Iconic “Funk Brother” cited by many obvious – and not-so-obvious – bassists
By Jon Liebman
September 13, 2018
Ask any bass player about his or her bass influences and you’ll often hear many of the same names: Jaco, Paul McCartney, John Entwistle, Geddy Lee…
Another name that comes up as much as the others is that of Motown “Funk Brother” James Jamerson.
Having interviewed some 500+ bass players, I’ve heard Jamerson’s name over and over when asking about bass influences. It seems like a pretty safe bet that the audience reading this will agree that the biggest reason those Motown hits sounded – and felt – so good was due, in no small part, to those incomparable James Jamerson bass lines.
It may seem natural, even obvious, for Jamerson to have been mentioned by players like Chuck Rainey, Nathan East, Jerry Jemmott, “Ready” Freddie Washington and other bassists known for their R&B grooves. But Jamerson is also mentioned as a major influence by Billy Idol bassist Stephen McGrath, jazz upright player Larry Grenadier, rockers Garry Tallent, John Lodge and Peter Cetera, punk veteran Mike Watt, and music icons Paul McCartney and Jack Bruce.
So it should come as no surprise that in this week’s interview, Hal B. Selzer also cites Jamerson as a major influence. In case you don’t know Hal, he’s the bass player for Joan Jett & the Blackhearts. And a huge James Jamerson fan. How cool is that!
Great playing is great playing. It’s not uncommon to find good musicians admiring players outside their traditional comfort zones, recognizing true talent when they hear it. When I interviewed classical double bass virtuoso Gary Karr last year, I was not expecting to hear names like John Patitucci, Victor Wooten, Michael Manring and Jaco Pastorius come out of his mouth. But they did! And my first interview with Billy Sheehan included names like Bach, Debussy, Oscar Peterson and Paco de Lucía. Go, Billy!
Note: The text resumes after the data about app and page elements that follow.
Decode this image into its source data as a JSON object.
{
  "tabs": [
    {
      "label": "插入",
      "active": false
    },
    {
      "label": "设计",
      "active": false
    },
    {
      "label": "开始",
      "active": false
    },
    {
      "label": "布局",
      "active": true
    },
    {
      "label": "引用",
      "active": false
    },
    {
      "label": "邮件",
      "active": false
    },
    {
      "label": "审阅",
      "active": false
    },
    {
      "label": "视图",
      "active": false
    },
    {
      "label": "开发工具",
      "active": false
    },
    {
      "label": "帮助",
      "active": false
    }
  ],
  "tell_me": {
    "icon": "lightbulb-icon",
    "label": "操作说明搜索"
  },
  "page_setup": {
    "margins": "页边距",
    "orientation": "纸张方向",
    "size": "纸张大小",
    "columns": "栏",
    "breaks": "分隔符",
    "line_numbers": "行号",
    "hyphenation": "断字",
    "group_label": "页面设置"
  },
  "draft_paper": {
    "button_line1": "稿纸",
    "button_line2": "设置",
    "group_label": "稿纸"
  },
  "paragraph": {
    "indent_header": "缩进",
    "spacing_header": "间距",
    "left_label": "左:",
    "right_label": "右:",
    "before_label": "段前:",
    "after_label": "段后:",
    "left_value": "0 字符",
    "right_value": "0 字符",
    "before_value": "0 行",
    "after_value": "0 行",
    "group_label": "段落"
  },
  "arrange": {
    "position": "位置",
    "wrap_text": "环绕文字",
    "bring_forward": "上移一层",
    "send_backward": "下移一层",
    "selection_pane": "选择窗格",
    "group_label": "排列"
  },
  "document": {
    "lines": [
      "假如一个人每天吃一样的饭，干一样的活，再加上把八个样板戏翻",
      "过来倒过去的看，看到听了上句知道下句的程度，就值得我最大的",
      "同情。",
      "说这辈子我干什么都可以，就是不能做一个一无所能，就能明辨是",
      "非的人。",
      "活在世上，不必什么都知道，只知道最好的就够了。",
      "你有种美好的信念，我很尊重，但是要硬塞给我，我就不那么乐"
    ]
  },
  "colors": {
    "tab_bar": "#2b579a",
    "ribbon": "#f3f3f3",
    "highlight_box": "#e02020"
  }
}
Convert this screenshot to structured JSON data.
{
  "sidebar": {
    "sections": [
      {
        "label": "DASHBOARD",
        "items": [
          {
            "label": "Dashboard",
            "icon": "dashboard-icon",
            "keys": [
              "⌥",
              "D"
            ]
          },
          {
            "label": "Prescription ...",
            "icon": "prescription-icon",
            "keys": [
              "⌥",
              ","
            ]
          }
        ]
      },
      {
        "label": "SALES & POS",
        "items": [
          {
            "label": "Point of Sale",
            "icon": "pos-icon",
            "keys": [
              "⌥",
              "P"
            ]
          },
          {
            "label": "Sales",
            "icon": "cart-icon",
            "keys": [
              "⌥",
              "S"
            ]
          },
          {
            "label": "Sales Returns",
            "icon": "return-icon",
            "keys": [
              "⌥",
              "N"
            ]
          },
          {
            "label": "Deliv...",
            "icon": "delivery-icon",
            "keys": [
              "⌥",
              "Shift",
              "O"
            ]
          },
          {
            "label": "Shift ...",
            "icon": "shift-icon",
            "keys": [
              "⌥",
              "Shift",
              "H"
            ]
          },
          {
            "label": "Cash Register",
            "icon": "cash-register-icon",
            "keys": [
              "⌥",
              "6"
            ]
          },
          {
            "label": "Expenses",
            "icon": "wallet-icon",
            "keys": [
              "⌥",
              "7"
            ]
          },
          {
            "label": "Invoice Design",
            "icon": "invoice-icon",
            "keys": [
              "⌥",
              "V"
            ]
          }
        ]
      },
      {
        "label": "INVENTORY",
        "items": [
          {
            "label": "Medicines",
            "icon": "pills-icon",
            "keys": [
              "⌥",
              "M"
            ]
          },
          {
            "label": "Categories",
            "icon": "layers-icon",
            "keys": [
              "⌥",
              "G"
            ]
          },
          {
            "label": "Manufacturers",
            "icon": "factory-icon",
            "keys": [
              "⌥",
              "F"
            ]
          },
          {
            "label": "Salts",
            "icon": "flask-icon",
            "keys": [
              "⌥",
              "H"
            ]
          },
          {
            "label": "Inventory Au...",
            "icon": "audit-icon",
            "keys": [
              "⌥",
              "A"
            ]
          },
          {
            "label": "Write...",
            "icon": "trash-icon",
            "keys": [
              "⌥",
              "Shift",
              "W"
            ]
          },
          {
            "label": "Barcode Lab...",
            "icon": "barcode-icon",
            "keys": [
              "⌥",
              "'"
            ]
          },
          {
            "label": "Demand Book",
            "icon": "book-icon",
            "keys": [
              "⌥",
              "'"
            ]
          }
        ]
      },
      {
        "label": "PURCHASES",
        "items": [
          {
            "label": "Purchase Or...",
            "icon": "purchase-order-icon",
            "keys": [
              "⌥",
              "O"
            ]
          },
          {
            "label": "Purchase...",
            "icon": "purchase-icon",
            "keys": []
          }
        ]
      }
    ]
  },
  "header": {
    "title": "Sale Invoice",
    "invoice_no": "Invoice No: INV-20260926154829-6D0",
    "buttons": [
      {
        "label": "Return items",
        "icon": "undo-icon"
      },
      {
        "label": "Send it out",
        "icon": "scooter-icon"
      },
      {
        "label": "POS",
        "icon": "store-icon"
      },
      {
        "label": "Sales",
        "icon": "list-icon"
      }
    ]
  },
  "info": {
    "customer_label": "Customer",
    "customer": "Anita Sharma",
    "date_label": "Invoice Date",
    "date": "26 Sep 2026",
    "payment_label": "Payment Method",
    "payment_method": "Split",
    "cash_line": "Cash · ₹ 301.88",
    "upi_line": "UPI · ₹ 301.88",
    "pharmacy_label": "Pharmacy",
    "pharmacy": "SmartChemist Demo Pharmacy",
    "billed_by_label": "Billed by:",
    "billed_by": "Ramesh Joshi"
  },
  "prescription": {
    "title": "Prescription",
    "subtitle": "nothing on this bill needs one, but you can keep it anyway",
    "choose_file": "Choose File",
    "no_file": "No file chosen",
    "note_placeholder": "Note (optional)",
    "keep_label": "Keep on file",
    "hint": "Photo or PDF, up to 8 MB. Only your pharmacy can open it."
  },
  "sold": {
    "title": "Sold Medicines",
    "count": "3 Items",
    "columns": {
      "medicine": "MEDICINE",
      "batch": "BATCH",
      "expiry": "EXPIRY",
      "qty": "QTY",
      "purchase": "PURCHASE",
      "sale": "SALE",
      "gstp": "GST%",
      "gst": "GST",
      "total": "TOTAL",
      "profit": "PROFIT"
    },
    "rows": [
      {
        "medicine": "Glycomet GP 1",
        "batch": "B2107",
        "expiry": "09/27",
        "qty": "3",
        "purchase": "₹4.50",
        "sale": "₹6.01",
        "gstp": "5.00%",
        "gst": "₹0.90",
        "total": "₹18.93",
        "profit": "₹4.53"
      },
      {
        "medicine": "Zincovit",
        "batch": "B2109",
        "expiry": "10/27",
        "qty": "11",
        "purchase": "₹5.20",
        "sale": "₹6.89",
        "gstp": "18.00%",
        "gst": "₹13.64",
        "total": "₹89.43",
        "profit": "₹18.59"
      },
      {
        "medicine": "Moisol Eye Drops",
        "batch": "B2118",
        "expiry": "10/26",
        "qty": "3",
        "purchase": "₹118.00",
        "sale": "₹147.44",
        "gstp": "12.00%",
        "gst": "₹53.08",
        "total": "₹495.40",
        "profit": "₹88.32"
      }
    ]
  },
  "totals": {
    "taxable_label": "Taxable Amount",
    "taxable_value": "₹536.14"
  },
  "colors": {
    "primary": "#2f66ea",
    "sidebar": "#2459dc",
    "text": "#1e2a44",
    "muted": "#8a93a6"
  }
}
I encourage you to revisit some of Jamerson’s classic bass lines. Study them. Analyze them. Learn them. Know them. Remind yourself of how all those nuances, ghost notes, rhythmic variations and syncopated lines blend together so beautifully to create that “Jamerson magic.” It’s even more amazing when you consider that Jamerson did all that plucking with only one finger, his right index finger, aptly nicknamed “The Hook.” Unbelievable, when you think about it. If you don’t have a copy of Standing in the Shadows of Motown, the meticulous transcription masterpiece compiled by Alan Slutsky (a/k/a/ “Dr. Licks”), I highly recommend it. You can get a copy here.
Have a thought about James Jamerson or any “unlikely” bass influences? Feel free to leave a comment.
In the meantime, check out my interview with Hal here.